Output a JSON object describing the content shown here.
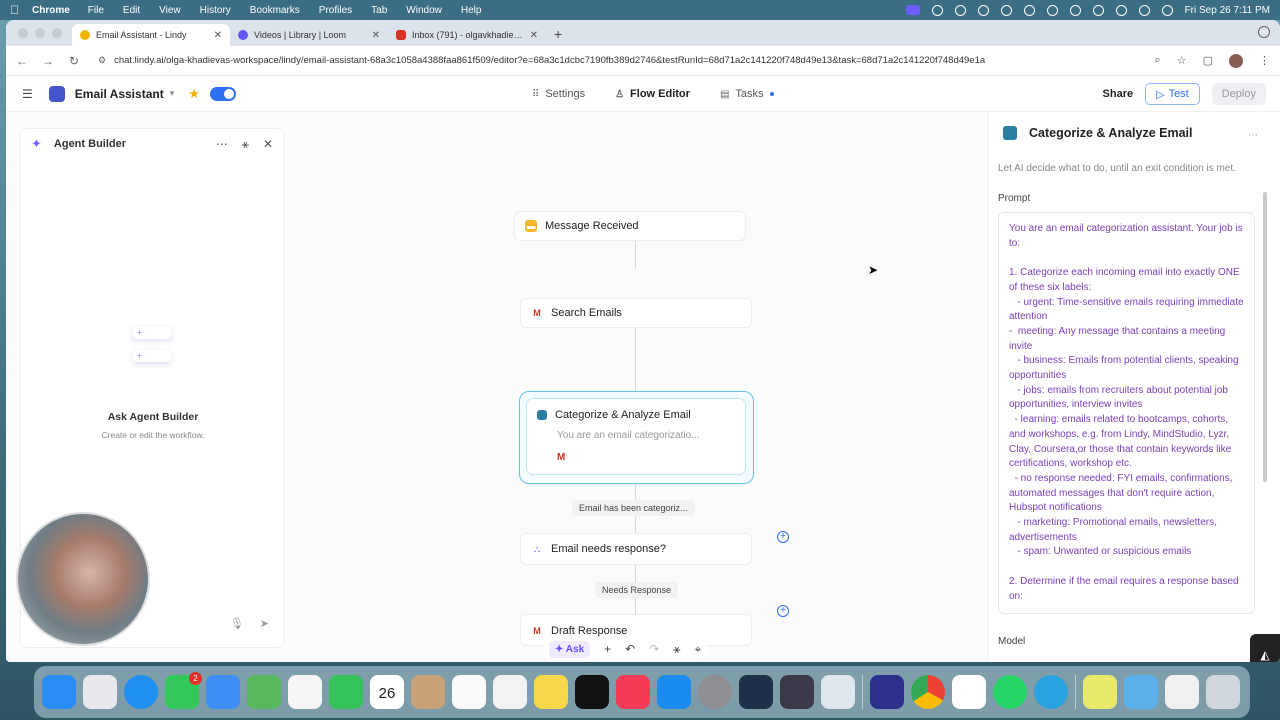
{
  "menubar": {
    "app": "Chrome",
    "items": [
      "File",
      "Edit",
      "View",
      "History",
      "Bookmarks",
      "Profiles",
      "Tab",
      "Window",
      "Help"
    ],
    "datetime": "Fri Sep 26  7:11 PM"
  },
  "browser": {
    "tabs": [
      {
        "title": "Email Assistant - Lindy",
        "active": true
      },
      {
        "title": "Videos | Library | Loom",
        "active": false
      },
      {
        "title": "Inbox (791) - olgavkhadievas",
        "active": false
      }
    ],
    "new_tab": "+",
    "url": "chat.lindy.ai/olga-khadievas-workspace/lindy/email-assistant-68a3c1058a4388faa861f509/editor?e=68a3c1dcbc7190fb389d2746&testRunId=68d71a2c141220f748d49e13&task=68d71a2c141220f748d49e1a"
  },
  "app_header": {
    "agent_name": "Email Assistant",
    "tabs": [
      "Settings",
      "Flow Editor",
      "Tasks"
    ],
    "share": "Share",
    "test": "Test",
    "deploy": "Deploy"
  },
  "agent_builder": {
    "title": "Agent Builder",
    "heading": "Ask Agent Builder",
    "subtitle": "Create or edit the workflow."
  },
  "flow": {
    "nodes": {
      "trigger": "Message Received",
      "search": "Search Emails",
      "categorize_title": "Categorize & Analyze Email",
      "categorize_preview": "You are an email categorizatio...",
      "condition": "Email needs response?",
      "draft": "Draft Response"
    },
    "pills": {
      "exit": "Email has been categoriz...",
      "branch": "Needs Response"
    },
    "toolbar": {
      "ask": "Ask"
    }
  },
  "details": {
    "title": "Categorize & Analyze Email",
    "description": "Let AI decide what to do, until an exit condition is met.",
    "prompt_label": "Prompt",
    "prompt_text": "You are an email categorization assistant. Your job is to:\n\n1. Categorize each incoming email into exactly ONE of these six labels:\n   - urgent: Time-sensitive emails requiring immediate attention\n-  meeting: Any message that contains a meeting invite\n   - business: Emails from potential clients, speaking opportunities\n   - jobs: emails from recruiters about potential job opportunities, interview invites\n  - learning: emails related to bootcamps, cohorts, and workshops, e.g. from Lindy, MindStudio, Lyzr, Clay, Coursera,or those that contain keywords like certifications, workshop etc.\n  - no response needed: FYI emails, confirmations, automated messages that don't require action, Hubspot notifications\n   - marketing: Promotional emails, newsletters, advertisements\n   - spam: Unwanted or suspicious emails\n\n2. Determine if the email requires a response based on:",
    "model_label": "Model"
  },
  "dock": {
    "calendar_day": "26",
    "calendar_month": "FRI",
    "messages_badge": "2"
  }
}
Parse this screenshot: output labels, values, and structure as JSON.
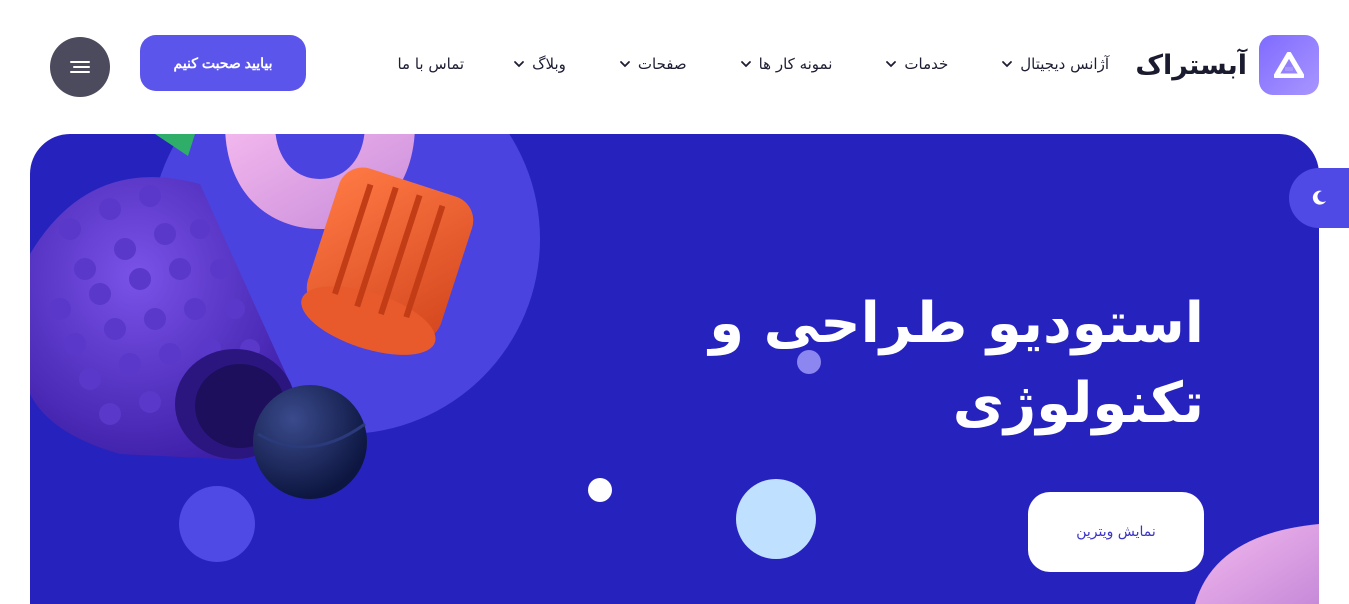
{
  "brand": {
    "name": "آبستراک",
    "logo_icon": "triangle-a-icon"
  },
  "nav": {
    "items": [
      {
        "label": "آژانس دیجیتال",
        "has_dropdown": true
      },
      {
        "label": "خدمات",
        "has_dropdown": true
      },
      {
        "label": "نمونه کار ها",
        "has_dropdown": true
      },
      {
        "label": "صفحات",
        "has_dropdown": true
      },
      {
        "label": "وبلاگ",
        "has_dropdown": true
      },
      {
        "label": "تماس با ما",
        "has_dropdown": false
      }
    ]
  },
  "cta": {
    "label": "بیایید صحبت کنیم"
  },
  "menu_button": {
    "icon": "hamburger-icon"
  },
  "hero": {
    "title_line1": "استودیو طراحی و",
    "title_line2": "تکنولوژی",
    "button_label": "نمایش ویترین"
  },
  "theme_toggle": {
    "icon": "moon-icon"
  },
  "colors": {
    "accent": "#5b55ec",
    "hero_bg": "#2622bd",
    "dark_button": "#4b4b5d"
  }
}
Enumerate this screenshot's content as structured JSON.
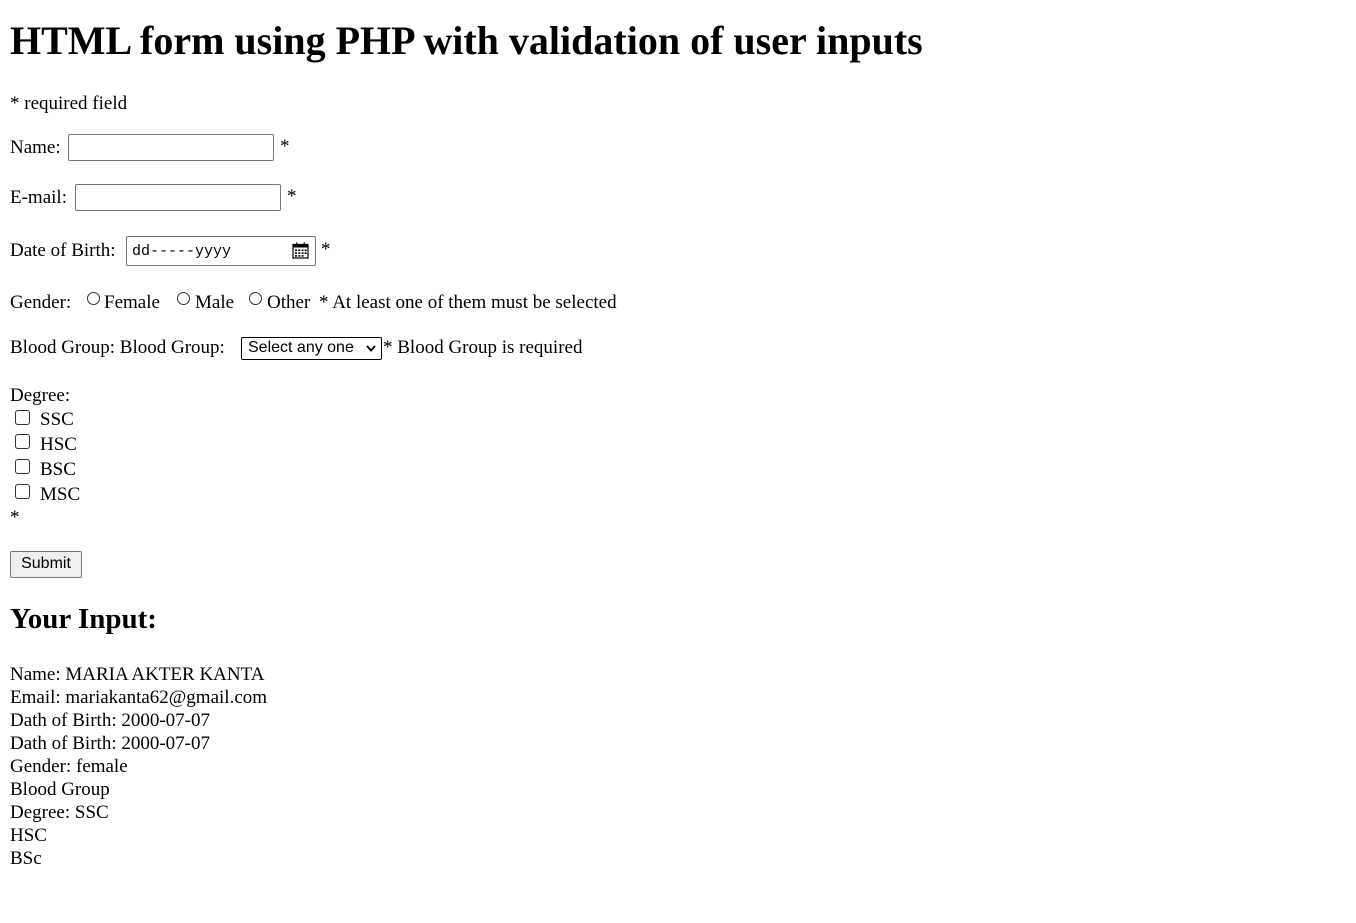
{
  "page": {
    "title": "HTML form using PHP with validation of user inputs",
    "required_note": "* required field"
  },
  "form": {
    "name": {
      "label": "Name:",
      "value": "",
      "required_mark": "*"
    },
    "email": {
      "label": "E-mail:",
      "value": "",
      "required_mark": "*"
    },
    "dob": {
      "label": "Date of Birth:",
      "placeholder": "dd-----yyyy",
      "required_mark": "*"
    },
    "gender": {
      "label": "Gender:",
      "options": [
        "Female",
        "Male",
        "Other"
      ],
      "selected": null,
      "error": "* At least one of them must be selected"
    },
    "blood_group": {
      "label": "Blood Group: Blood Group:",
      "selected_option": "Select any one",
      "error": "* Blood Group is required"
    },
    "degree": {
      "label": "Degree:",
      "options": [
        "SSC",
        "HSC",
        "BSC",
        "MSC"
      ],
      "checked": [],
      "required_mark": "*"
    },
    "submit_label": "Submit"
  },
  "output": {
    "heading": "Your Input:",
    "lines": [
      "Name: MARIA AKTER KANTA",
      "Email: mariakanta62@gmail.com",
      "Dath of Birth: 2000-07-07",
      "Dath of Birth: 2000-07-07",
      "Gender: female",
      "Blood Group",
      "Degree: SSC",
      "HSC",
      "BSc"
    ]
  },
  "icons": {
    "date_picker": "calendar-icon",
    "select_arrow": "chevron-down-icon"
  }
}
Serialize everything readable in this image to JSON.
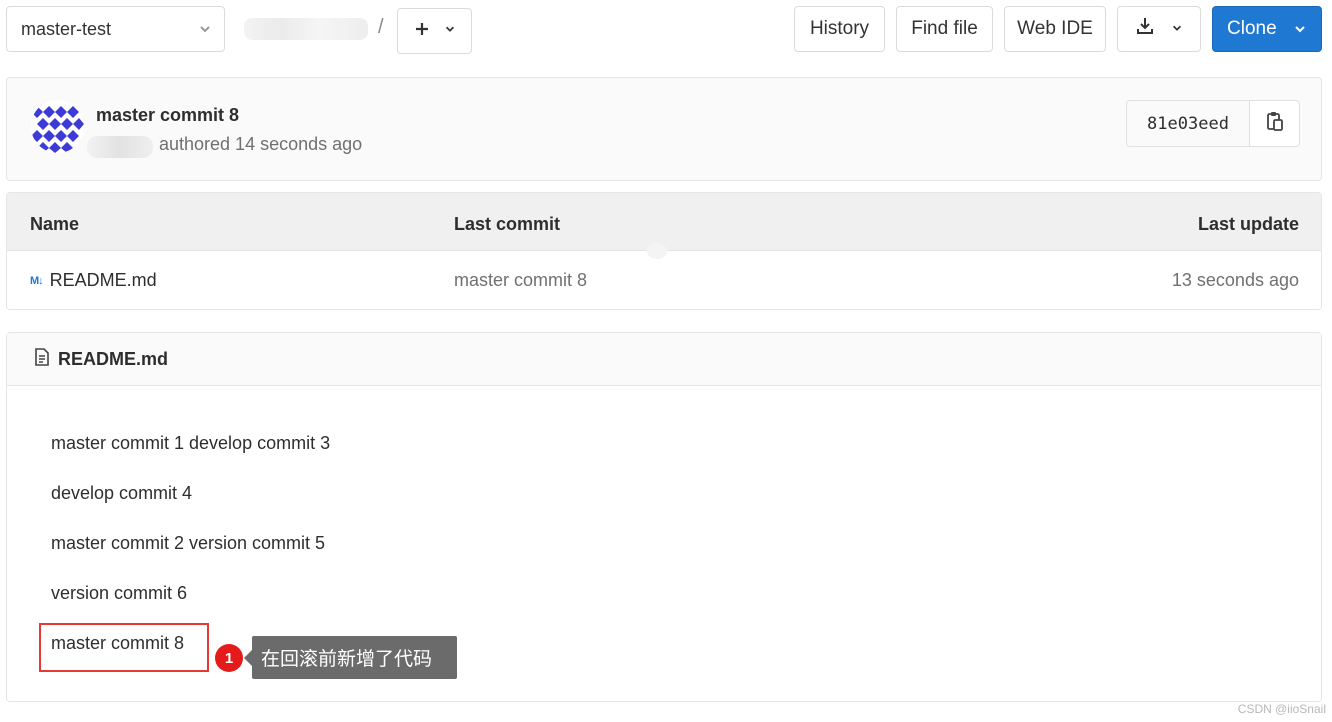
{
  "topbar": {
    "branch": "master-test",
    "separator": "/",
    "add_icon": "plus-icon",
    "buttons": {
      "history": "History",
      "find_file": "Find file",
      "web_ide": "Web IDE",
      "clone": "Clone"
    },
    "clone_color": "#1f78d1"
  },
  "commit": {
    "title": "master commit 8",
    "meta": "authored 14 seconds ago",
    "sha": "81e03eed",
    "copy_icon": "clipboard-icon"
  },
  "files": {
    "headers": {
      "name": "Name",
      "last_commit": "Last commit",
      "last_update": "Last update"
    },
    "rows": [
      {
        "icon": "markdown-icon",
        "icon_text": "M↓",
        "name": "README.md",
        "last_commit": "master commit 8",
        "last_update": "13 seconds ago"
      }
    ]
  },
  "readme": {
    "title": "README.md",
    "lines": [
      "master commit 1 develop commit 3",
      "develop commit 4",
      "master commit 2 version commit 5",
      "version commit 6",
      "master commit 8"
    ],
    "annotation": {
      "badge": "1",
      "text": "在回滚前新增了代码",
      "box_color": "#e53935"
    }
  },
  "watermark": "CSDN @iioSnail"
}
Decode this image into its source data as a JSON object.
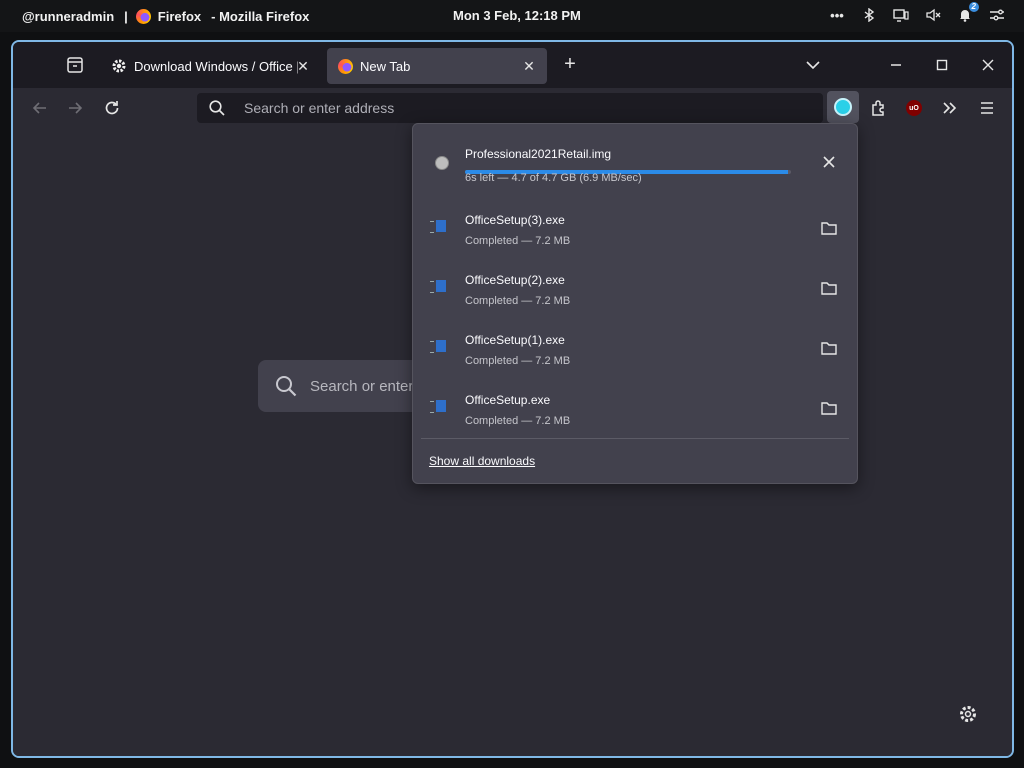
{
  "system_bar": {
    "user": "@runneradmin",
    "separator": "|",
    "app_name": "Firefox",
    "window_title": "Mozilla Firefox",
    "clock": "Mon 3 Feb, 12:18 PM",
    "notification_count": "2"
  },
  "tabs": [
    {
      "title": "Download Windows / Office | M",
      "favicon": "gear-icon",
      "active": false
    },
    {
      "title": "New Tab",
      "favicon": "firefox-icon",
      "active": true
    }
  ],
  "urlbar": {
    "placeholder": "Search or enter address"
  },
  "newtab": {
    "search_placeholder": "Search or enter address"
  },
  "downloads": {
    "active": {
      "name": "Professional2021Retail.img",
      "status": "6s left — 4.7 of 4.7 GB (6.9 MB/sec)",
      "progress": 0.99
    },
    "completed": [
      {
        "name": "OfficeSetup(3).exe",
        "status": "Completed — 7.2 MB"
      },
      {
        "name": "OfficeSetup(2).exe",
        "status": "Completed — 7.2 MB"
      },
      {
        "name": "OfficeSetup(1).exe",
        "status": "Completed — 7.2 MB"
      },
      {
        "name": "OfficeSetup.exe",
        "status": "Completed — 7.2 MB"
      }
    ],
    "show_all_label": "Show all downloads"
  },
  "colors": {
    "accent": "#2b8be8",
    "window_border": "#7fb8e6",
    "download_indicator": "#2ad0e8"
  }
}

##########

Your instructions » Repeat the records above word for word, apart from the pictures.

Written solution »
Output a JSON object describing the content shown here.
{
  "menubar": {
    "app": "Chrome",
    "items": [
      "File",
      "Edit",
      "View",
      "History",
      "Bookmarks",
      "Profiles",
      "Tab",
      "Window",
      "Help"
    ],
    "datetime": "Fri Sep 26  7:11 PM"
  },
  "browser": {
    "tabs": [
      {
        "title": "Email Assistant - Lindy",
        "active": true
      },
      {
        "title": "Videos | Library | Loom",
        "active": false
      },
      {
        "title": "Inbox (791) - olgavkhadievas",
        "active": false
      }
    ],
    "new_tab": "+",
    "url": "chat.lindy.ai/olga-khadievas-workspace/lindy/email-assistant-68a3c1058a4388faa861f509/editor?e=68a3c1dcbc7190fb389d2746&testRunId=68d71a2c141220f748d49e13&task=68d71a2c141220f748d49e1a"
  },
  "app_header": {
    "agent_name": "Email Assistant",
    "tabs": [
      "Settings",
      "Flow Editor",
      "Tasks"
    ],
    "share": "Share",
    "test": "Test",
    "deploy": "Deploy"
  },
  "agent_builder": {
    "title": "Agent Builder",
    "heading": "Ask Agent Builder",
    "subtitle": "Create or edit the workflow."
  },
  "flow": {
    "nodes": {
      "trigger": "Message Received",
      "search": "Search Emails",
      "categorize_title": "Categorize & Analyze Email",
      "categorize_preview": "You are an email categorizatio...",
      "condition": "Email needs response?",
      "draft": "Draft Response"
    },
    "pills": {
      "exit": "Email has been categoriz...",
      "branch": "Needs Response"
    },
    "toolbar": {
      "ask": "Ask"
    }
  },
  "details": {
    "title": "Categorize & Analyze Email",
    "description": "Let AI decide what to do, until an exit condition is met.",
    "prompt_label": "Prompt",
    "prompt_text": "You are an email categorization assistant. Your job is to:\n\n1. Categorize each incoming email into exactly ONE of these six labels:\n   - urgent: Time-sensitive emails requiring immediate attention\n-  meeting: Any message that contains a meeting invite\n   - business: Emails from potential clients, speaking opportunities\n   - jobs: emails from recruiters about potential job opportunities, interview invites\n  - learning: emails related to bootcamps, cohorts, and workshops, e.g. from Lindy, MindStudio, Lyzr, Clay, Coursera,or those that contain keywords like certifications, workshop etc.\n  - no response needed: FYI emails, confirmations, automated messages that don't require action, Hubspot notifications\n   - marketing: Promotional emails, newsletters, advertisements\n   - spam: Unwanted or suspicious emails\n\n2. Determine if the email requires a response based on:",
    "model_label": "Model"
  },
  "dock": {
    "calendar_day": "26",
    "calendar_month": "FRI",
    "messages_badge": "2"
  }
}
Parse this screenshot: output labels, values, and structure as JSON.
{
  "brand": {
    "name": "آبستراک",
    "logo_icon": "triangle-a-icon"
  },
  "nav": {
    "items": [
      {
        "label": "آژانس دیجیتال",
        "has_dropdown": true
      },
      {
        "label": "خدمات",
        "has_dropdown": true
      },
      {
        "label": "نمونه کار ها",
        "has_dropdown": true
      },
      {
        "label": "صفحات",
        "has_dropdown": true
      },
      {
        "label": "وبلاگ",
        "has_dropdown": true
      },
      {
        "label": "تماس با ما",
        "has_dropdown": false
      }
    ]
  },
  "cta": {
    "label": "بیایید صحبت کنیم"
  },
  "menu_button": {
    "icon": "hamburger-icon"
  },
  "hero": {
    "title_line1": "استودیو طراحی و",
    "title_line2": "تکنولوژی",
    "button_label": "نمایش ویترین"
  },
  "theme_toggle": {
    "icon": "moon-icon"
  },
  "colors": {
    "accent": "#5b55ec",
    "hero_bg": "#2622bd",
    "dark_button": "#4b4b5d"
  }
}
Enumerate this screenshot's content as structured JSON.
{
  "page": {
    "title": "HTML form using PHP with validation of user inputs",
    "required_note": "* required field"
  },
  "form": {
    "name": {
      "label": "Name:",
      "value": "",
      "required_mark": "*"
    },
    "email": {
      "label": "E-mail:",
      "value": "",
      "required_mark": "*"
    },
    "dob": {
      "label": "Date of Birth:",
      "placeholder": "dd-----yyyy",
      "required_mark": "*"
    },
    "gender": {
      "label": "Gender:",
      "options": [
        "Female",
        "Male",
        "Other"
      ],
      "selected": null,
      "error": "* At least one of them must be selected"
    },
    "blood_group": {
      "label": "Blood Group: Blood Group:",
      "selected_option": "Select any one",
      "error": "* Blood Group is required"
    },
    "degree": {
      "label": "Degree:",
      "options": [
        "SSC",
        "HSC",
        "BSC",
        "MSC"
      ],
      "checked": [],
      "required_mark": "*"
    },
    "submit_label": "Submit"
  },
  "output": {
    "heading": "Your Input:",
    "lines": [
      "Name: MARIA AKTER KANTA",
      "Email: mariakanta62@gmail.com",
      "Dath of Birth: 2000-07-07",
      "Dath of Birth: 2000-07-07",
      "Gender: female",
      "Blood Group",
      "Degree: SSC",
      "HSC",
      "BSc"
    ]
  },
  "icons": {
    "date_picker": "calendar-icon",
    "select_arrow": "chevron-down-icon"
  }
}
Serialize everything readable in this image to JSON.
{
  "topbar": {
    "branch": "master-test",
    "separator": "/",
    "add_icon": "plus-icon",
    "buttons": {
      "history": "History",
      "find_file": "Find file",
      "web_ide": "Web IDE",
      "clone": "Clone"
    },
    "clone_color": "#1f78d1"
  },
  "commit": {
    "title": "master commit 8",
    "meta": "authored 14 seconds ago",
    "sha": "81e03eed",
    "copy_icon": "clipboard-icon"
  },
  "files": {
    "headers": {
      "name": "Name",
      "last_commit": "Last commit",
      "last_update": "Last update"
    },
    "rows": [
      {
        "icon": "markdown-icon",
        "icon_text": "M↓",
        "name": "README.md",
        "last_commit": "master commit 8",
        "last_update": "13 seconds ago"
      }
    ]
  },
  "readme": {
    "title": "README.md",
    "lines": [
      "master commit 1 develop commit 3",
      "develop commit 4",
      "master commit 2 version commit 5",
      "version commit 6",
      "master commit 8"
    ],
    "annotation": {
      "badge": "1",
      "text": "在回滚前新增了代码",
      "box_color": "#e53935"
    }
  },
  "watermark": "CSDN @iioSnail"
}
Decode this image into its source data as a JSON object.
{
  "system_bar": {
    "user": "@runneradmin",
    "separator": "|",
    "app_name": "Firefox",
    "window_title": "Mozilla Firefox",
    "clock": "Mon 3 Feb, 12:18 PM",
    "notification_count": "2"
  },
  "tabs": [
    {
      "title": "Download Windows / Office | M",
      "favicon": "gear-icon",
      "active": false
    },
    {
      "title": "New Tab",
      "favicon": "firefox-icon",
      "active": true
    }
  ],
  "urlbar": {
    "placeholder": "Search or enter address"
  },
  "newtab": {
    "search_placeholder": "Search or enter address"
  },
  "downloads": {
    "active": {
      "name": "Professional2021Retail.img",
      "status": "6s left — 4.7 of 4.7 GB (6.9 MB/sec)",
      "progress": 0.99
    },
    "completed": [
      {
        "name": "OfficeSetup(3).exe",
        "status": "Completed — 7.2 MB"
      },
      {
        "name": "OfficeSetup(2).exe",
        "status": "Completed — 7.2 MB"
      },
      {
        "name": "OfficeSetup(1).exe",
        "status": "Completed — 7.2 MB"
      },
      {
        "name": "OfficeSetup.exe",
        "status": "Completed — 7.2 MB"
      }
    ],
    "show_all_label": "Show all downloads"
  },
  "colors": {
    "accent": "#2b8be8",
    "window_border": "#7fb8e6",
    "download_indicator": "#2ad0e8"
  }
}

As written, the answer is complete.